- [YOUR TASK]
Exactly as they appear, output all of the records. Skip any images.

Items from a dataset
[Start of section]
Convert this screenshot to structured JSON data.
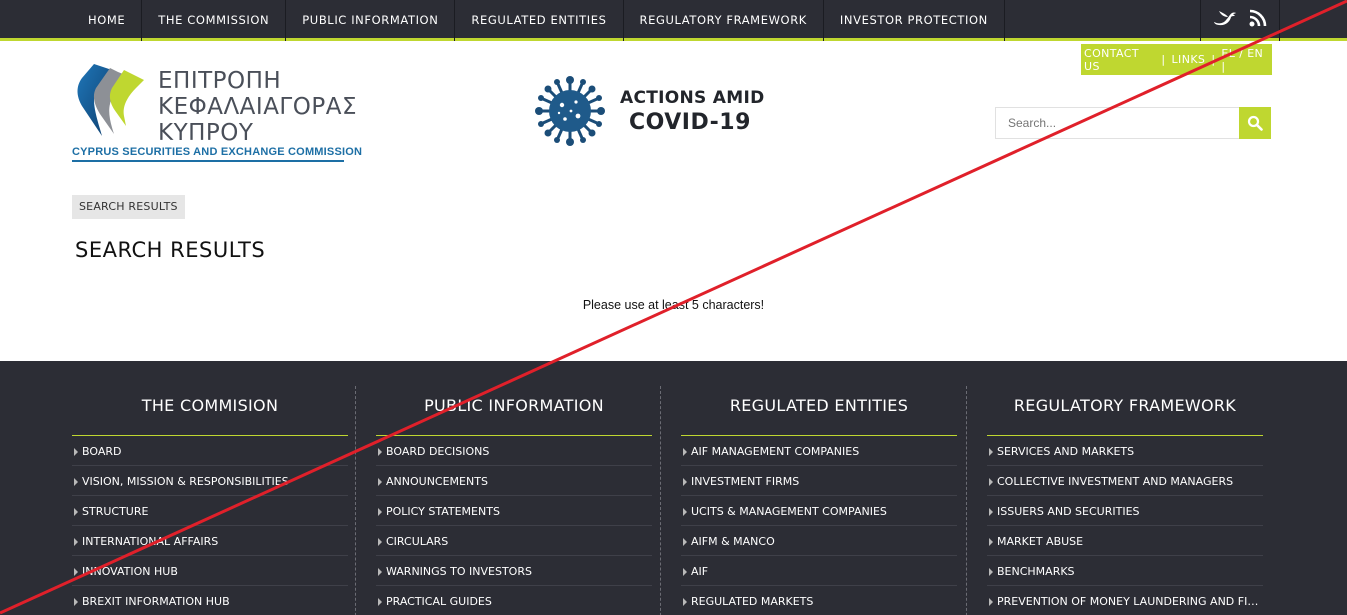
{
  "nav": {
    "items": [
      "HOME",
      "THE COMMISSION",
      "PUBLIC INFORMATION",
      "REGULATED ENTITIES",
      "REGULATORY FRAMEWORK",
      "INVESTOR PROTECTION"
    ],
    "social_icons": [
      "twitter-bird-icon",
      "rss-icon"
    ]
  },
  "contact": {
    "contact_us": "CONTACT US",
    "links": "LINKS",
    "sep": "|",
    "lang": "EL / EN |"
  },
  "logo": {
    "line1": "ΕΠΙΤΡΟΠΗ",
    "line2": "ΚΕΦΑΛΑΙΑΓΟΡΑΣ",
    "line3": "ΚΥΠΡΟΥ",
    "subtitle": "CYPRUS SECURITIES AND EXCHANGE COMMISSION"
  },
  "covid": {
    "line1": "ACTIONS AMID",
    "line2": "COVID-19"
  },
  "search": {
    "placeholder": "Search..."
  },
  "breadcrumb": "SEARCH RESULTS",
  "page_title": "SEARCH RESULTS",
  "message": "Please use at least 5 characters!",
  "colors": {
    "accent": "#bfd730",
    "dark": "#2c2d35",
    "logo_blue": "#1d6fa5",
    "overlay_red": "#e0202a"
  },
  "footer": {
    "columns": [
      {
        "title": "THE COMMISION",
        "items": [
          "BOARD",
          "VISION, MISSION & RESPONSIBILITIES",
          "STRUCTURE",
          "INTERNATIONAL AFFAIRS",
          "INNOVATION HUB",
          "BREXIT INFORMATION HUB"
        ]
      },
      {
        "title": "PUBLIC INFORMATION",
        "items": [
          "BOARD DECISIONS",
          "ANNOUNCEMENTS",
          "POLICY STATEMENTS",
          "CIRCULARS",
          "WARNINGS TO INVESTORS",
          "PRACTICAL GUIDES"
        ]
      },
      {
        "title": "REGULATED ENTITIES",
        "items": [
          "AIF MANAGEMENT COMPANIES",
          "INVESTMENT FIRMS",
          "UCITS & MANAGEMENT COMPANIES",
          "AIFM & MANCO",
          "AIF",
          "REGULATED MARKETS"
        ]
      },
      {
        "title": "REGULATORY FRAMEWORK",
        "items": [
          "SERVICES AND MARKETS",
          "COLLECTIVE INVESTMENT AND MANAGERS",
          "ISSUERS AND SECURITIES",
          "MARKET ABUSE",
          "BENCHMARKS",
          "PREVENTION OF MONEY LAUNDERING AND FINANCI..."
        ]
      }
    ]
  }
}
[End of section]
- [TASK ANSWER]
Convert this screenshot to structured JSON data.
{
  "nav": {
    "items": [
      "HOME",
      "THE COMMISSION",
      "PUBLIC INFORMATION",
      "REGULATED ENTITIES",
      "REGULATORY FRAMEWORK",
      "INVESTOR PROTECTION"
    ],
    "social_icons": [
      "twitter-bird-icon",
      "rss-icon"
    ]
  },
  "contact": {
    "contact_us": "CONTACT US",
    "links": "LINKS",
    "sep": "|",
    "lang": "EL / EN |"
  },
  "logo": {
    "line1": "ΕΠΙΤΡΟΠΗ",
    "line2": "ΚΕΦΑΛΑΙΑΓΟΡΑΣ",
    "line3": "ΚΥΠΡΟΥ",
    "subtitle": "CYPRUS SECURITIES AND EXCHANGE COMMISSION"
  },
  "covid": {
    "line1": "ACTIONS AMID",
    "line2": "COVID-19"
  },
  "search": {
    "placeholder": "Search..."
  },
  "breadcrumb": "SEARCH RESULTS",
  "page_title": "SEARCH RESULTS",
  "message": "Please use at least 5 characters!",
  "colors": {
    "accent": "#bfd730",
    "dark": "#2c2d35",
    "logo_blue": "#1d6fa5",
    "overlay_red": "#e0202a"
  },
  "footer": {
    "columns": [
      {
        "title": "THE COMMISION",
        "items": [
          "BOARD",
          "VISION, MISSION & RESPONSIBILITIES",
          "STRUCTURE",
          "INTERNATIONAL AFFAIRS",
          "INNOVATION HUB",
          "BREXIT INFORMATION HUB"
        ]
      },
      {
        "title": "PUBLIC INFORMATION",
        "items": [
          "BOARD DECISIONS",
          "ANNOUNCEMENTS",
          "POLICY STATEMENTS",
          "CIRCULARS",
          "WARNINGS TO INVESTORS",
          "PRACTICAL GUIDES"
        ]
      },
      {
        "title": "REGULATED ENTITIES",
        "items": [
          "AIF MANAGEMENT COMPANIES",
          "INVESTMENT FIRMS",
          "UCITS & MANAGEMENT COMPANIES",
          "AIFM & MANCO",
          "AIF",
          "REGULATED MARKETS"
        ]
      },
      {
        "title": "REGULATORY FRAMEWORK",
        "items": [
          "SERVICES AND MARKETS",
          "COLLECTIVE INVESTMENT AND MANAGERS",
          "ISSUERS AND SECURITIES",
          "MARKET ABUSE",
          "BENCHMARKS",
          "PREVENTION OF MONEY LAUNDERING AND FINANCI..."
        ]
      }
    ]
  }
}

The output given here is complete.